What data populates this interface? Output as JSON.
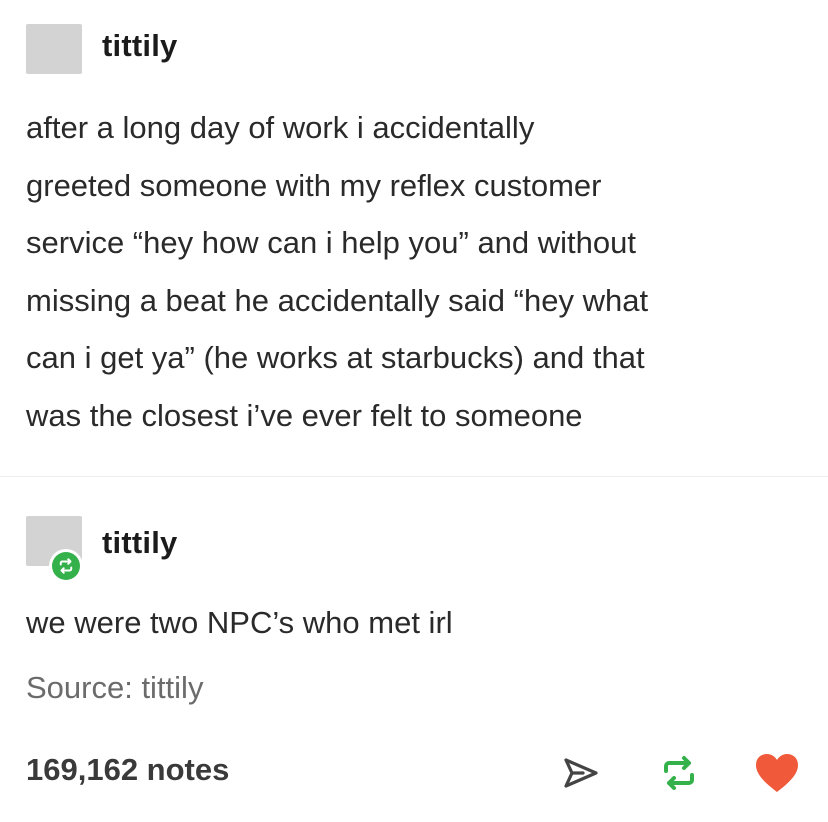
{
  "original_post": {
    "username": "tittily",
    "text_lines": [
      "after a long day of work i accidentally",
      "greeted someone with my reflex customer",
      "service “hey how can i help you” and without",
      "missing a beat he accidentally said “hey what",
      "can i get ya” (he works at starbucks) and that",
      "was the closest i’ve ever felt to someone"
    ]
  },
  "reblog": {
    "username": "tittily",
    "text": "we were two NPC’s who met irl",
    "badge_icon": "reblog-icon",
    "badge_color": "#35b14b"
  },
  "footer": {
    "source": "Source: tittily",
    "notes": "169,162 notes",
    "actions": [
      {
        "name": "share",
        "icon": "paper-plane-icon"
      },
      {
        "name": "reblog",
        "icon": "reblog-icon",
        "color": "#35b14b"
      },
      {
        "name": "like",
        "icon": "heart-icon",
        "color": "#f05a3a"
      }
    ]
  }
}
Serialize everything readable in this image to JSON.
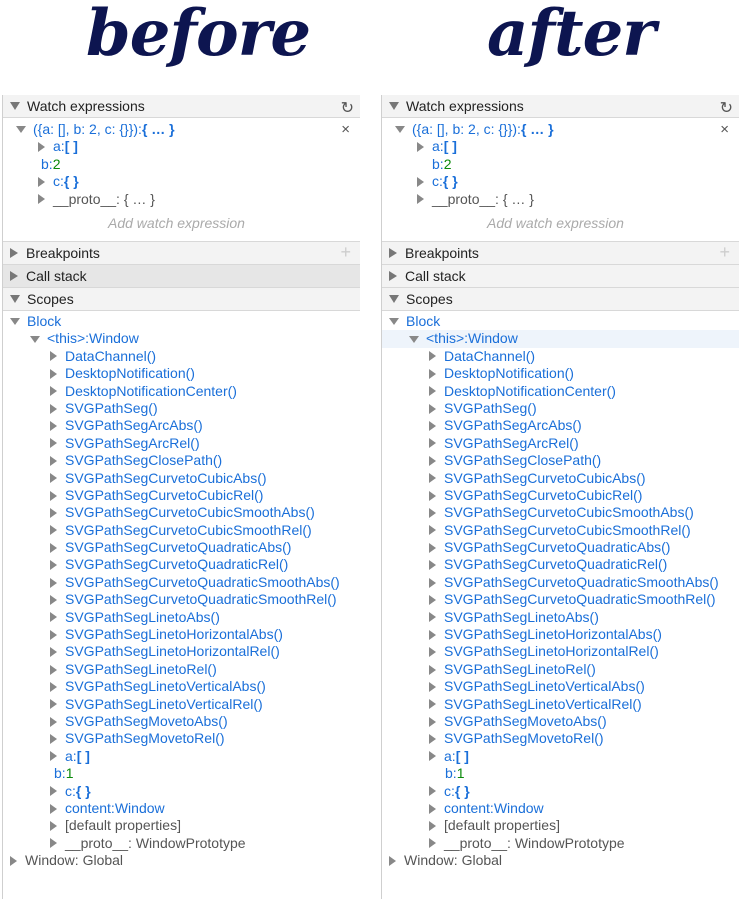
{
  "titles": {
    "before": "before",
    "after": "after"
  },
  "panel": {
    "watch_header": "Watch expressions",
    "breakpoints_header": "Breakpoints",
    "callstack_header": "Call stack",
    "scopes_header": "Scopes",
    "watch": {
      "expr": "({a: [], b: 2, c: {}}): ",
      "expr_value": "{ … }",
      "close": "×",
      "a_key": "a: ",
      "a_val": "[ ]",
      "b_key": "b: ",
      "b_val": "2",
      "c_key": "c: ",
      "c_val": "{ }",
      "proto": "__proto__: { … }",
      "add_placeholder": "Add watch expression"
    },
    "scopes": {
      "block_label": "Block",
      "this_key": "<this>: ",
      "this_val": "Window",
      "functions": [
        "DataChannel()",
        "DesktopNotification()",
        "DesktopNotificationCenter()",
        "SVGPathSeg()",
        "SVGPathSegArcAbs()",
        "SVGPathSegArcRel()",
        "SVGPathSegClosePath()",
        "SVGPathSegCurvetoCubicAbs()",
        "SVGPathSegCurvetoCubicRel()",
        "SVGPathSegCurvetoCubicSmoothAbs()",
        "SVGPathSegCurvetoCubicSmoothRel()",
        "SVGPathSegCurvetoQuadraticAbs()",
        "SVGPathSegCurvetoQuadraticRel()",
        "SVGPathSegCurvetoQuadraticSmoothAbs()",
        "SVGPathSegCurvetoQuadraticSmoothRel()",
        "SVGPathSegLinetoAbs()",
        "SVGPathSegLinetoHorizontalAbs()",
        "SVGPathSegLinetoHorizontalRel()",
        "SVGPathSegLinetoRel()",
        "SVGPathSegLinetoVerticalAbs()",
        "SVGPathSegLinetoVerticalRel()",
        "SVGPathSegMovetoAbs()",
        "SVGPathSegMovetoRel()"
      ],
      "a_key": "a: ",
      "a_val": "[ ]",
      "b_key": "b: ",
      "b_val": "1",
      "c_key": "c: ",
      "c_val": "{ }",
      "content_key": "content: ",
      "content_val": "Window",
      "default_props": "[default properties]",
      "proto": "__proto__: WindowPrototype",
      "window_global": "Window: Global"
    }
  },
  "colors": {
    "title": "#0d1550",
    "link_blue": "#1a6fd9",
    "value_green": "#0a8a0a"
  }
}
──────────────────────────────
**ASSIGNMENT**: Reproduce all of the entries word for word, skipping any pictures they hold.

**ANSWER SECTION**:
What data populates this interface? Output as JSON.
{
  "original_post": {
    "username": "tittily",
    "text_lines": [
      "after a long day of work i accidentally",
      "greeted someone with my reflex customer",
      "service “hey how can i help you” and without",
      "missing a beat he accidentally said “hey what",
      "can i get ya” (he works at starbucks) and that",
      "was the closest i’ve ever felt to someone"
    ]
  },
  "reblog": {
    "username": "tittily",
    "text": "we were two NPC’s who met irl",
    "badge_icon": "reblog-icon",
    "badge_color": "#35b14b"
  },
  "footer": {
    "source": "Source: tittily",
    "notes": "169,162 notes",
    "actions": [
      {
        "name": "share",
        "icon": "paper-plane-icon"
      },
      {
        "name": "reblog",
        "icon": "reblog-icon",
        "color": "#35b14b"
      },
      {
        "name": "like",
        "icon": "heart-icon",
        "color": "#f05a3a"
      }
    ]
  }
}
Serialize everything readable in this image to JSON.
{
  "titles": {
    "before": "before",
    "after": "after"
  },
  "panel": {
    "watch_header": "Watch expressions",
    "breakpoints_header": "Breakpoints",
    "callstack_header": "Call stack",
    "scopes_header": "Scopes",
    "watch": {
      "expr": "({a: [], b: 2, c: {}}): ",
      "expr_value": "{ … }",
      "close": "×",
      "a_key": "a: ",
      "a_val": "[ ]",
      "b_key": "b: ",
      "b_val": "2",
      "c_key": "c: ",
      "c_val": "{ }",
      "proto": "__proto__: { … }",
      "add_placeholder": "Add watch expression"
    },
    "scopes": {
      "block_label": "Block",
      "this_key": "<this>: ",
      "this_val": "Window",
      "functions": [
        "DataChannel()",
        "DesktopNotification()",
        "DesktopNotificationCenter()",
        "SVGPathSeg()",
        "SVGPathSegArcAbs()",
        "SVGPathSegArcRel()",
        "SVGPathSegClosePath()",
        "SVGPathSegCurvetoCubicAbs()",
        "SVGPathSegCurvetoCubicRel()",
        "SVGPathSegCurvetoCubicSmoothAbs()",
        "SVGPathSegCurvetoCubicSmoothRel()",
        "SVGPathSegCurvetoQuadraticAbs()",
        "SVGPathSegCurvetoQuadraticRel()",
        "SVGPathSegCurvetoQuadraticSmoothAbs()",
        "SVGPathSegCurvetoQuadraticSmoothRel()",
        "SVGPathSegLinetoAbs()",
        "SVGPathSegLinetoHorizontalAbs()",
        "SVGPathSegLinetoHorizontalRel()",
        "SVGPathSegLinetoRel()",
        "SVGPathSegLinetoVerticalAbs()",
        "SVGPathSegLinetoVerticalRel()",
        "SVGPathSegMovetoAbs()",
        "SVGPathSegMovetoRel()"
      ],
      "a_key": "a: ",
      "a_val": "[ ]",
      "b_key": "b: ",
      "b_val": "1",
      "c_key": "c: ",
      "c_val": "{ }",
      "content_key": "content: ",
      "content_val": "Window",
      "default_props": "[default properties]",
      "proto": "__proto__: WindowPrototype",
      "window_global": "Window: Global"
    }
  },
  "colors": {
    "title": "#0d1550",
    "link_blue": "#1a6fd9",
    "value_green": "#0a8a0a"
  }
}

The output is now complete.